» **EXERCISE PROMPT**
Scan the entries that follow and work out how many lines contain "carousel". Give the number and nothing else.

» **Entries taken from a collection**
####################
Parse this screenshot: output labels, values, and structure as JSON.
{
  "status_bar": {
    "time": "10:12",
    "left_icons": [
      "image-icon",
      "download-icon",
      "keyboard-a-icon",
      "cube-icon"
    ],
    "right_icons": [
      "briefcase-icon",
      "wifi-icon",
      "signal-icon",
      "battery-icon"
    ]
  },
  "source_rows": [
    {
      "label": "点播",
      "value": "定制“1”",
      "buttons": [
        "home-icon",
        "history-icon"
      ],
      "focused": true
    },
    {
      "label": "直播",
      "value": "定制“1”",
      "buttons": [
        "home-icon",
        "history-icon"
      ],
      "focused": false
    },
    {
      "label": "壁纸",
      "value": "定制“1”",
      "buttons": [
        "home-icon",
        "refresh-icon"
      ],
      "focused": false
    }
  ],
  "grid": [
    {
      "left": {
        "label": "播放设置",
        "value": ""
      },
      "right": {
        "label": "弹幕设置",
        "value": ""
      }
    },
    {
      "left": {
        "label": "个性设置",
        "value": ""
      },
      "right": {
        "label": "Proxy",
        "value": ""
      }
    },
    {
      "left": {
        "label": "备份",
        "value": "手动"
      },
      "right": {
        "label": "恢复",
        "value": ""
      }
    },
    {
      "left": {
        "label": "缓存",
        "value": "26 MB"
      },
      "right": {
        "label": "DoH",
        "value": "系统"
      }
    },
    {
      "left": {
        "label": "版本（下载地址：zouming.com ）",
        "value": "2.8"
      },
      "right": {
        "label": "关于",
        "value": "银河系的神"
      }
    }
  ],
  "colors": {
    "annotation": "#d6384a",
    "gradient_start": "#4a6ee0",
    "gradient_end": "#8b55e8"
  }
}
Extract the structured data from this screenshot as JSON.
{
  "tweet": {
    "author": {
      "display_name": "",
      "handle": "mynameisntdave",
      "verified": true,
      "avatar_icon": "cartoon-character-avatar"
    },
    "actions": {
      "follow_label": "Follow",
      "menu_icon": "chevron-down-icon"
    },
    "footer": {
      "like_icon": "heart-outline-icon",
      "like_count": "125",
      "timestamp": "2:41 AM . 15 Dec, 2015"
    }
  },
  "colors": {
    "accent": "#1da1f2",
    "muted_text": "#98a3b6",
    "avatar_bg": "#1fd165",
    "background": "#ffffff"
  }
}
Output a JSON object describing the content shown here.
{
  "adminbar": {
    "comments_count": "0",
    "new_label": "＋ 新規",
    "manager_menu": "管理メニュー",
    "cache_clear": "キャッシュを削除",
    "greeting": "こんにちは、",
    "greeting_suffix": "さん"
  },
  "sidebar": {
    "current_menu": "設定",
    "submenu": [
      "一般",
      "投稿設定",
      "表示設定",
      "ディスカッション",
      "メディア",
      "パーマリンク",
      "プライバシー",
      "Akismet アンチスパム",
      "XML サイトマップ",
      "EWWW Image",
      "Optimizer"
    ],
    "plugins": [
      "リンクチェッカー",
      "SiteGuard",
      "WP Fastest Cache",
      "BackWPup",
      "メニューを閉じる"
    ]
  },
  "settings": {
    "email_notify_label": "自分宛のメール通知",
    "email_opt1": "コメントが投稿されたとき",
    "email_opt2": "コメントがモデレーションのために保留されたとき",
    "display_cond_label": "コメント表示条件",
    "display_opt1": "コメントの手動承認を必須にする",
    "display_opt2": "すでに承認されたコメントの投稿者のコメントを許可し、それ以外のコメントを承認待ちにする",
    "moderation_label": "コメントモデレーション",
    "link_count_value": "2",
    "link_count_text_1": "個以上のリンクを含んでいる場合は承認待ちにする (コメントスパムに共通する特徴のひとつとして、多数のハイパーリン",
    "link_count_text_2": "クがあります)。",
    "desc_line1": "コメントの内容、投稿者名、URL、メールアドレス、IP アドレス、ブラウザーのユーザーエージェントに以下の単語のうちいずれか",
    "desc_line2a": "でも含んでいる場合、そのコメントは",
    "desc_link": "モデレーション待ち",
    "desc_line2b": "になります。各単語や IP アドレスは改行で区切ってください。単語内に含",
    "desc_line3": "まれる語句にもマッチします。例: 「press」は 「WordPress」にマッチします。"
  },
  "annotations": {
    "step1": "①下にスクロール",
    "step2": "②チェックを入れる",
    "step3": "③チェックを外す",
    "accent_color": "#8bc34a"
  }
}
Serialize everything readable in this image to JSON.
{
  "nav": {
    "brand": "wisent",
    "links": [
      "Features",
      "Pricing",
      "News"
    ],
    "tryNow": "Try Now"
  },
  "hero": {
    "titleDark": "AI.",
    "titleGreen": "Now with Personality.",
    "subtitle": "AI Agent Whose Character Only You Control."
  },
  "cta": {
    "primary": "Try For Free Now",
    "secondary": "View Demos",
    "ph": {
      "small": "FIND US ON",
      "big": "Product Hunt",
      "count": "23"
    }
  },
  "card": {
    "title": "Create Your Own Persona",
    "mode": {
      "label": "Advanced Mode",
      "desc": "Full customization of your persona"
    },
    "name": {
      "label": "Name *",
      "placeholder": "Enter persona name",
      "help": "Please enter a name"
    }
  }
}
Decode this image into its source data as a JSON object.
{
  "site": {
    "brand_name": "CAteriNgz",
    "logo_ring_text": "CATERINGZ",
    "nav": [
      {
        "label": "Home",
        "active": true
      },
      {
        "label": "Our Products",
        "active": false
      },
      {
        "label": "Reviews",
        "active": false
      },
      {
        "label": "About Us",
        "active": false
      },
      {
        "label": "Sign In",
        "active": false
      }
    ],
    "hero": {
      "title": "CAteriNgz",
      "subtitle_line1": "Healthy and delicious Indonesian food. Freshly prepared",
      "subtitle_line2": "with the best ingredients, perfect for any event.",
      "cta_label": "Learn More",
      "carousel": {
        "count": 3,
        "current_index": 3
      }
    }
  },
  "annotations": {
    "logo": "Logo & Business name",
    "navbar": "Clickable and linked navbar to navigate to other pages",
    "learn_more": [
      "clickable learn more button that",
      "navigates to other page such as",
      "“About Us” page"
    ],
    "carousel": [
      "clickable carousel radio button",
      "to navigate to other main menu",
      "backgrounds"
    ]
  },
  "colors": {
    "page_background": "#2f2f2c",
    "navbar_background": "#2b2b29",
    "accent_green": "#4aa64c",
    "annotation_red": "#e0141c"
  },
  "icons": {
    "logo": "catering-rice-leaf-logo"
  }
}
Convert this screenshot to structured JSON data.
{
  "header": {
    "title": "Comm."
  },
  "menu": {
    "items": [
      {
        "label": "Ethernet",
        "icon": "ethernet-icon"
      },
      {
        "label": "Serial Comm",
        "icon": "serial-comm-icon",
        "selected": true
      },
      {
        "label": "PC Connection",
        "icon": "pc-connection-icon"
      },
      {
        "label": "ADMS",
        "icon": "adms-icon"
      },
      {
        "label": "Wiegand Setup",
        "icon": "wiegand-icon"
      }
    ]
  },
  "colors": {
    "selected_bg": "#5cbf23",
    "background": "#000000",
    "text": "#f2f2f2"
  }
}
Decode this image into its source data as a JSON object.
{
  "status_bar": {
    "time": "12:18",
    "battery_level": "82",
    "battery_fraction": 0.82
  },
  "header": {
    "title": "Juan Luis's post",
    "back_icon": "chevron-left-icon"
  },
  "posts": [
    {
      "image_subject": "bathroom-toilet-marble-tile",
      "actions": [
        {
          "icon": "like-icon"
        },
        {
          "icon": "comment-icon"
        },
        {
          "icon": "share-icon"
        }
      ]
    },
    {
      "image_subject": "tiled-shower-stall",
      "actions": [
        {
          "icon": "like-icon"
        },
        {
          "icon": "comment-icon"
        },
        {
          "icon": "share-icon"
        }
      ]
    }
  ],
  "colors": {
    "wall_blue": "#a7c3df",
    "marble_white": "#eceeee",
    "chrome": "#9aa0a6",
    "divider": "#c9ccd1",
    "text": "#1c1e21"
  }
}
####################
» **ANSWER SECTION**
3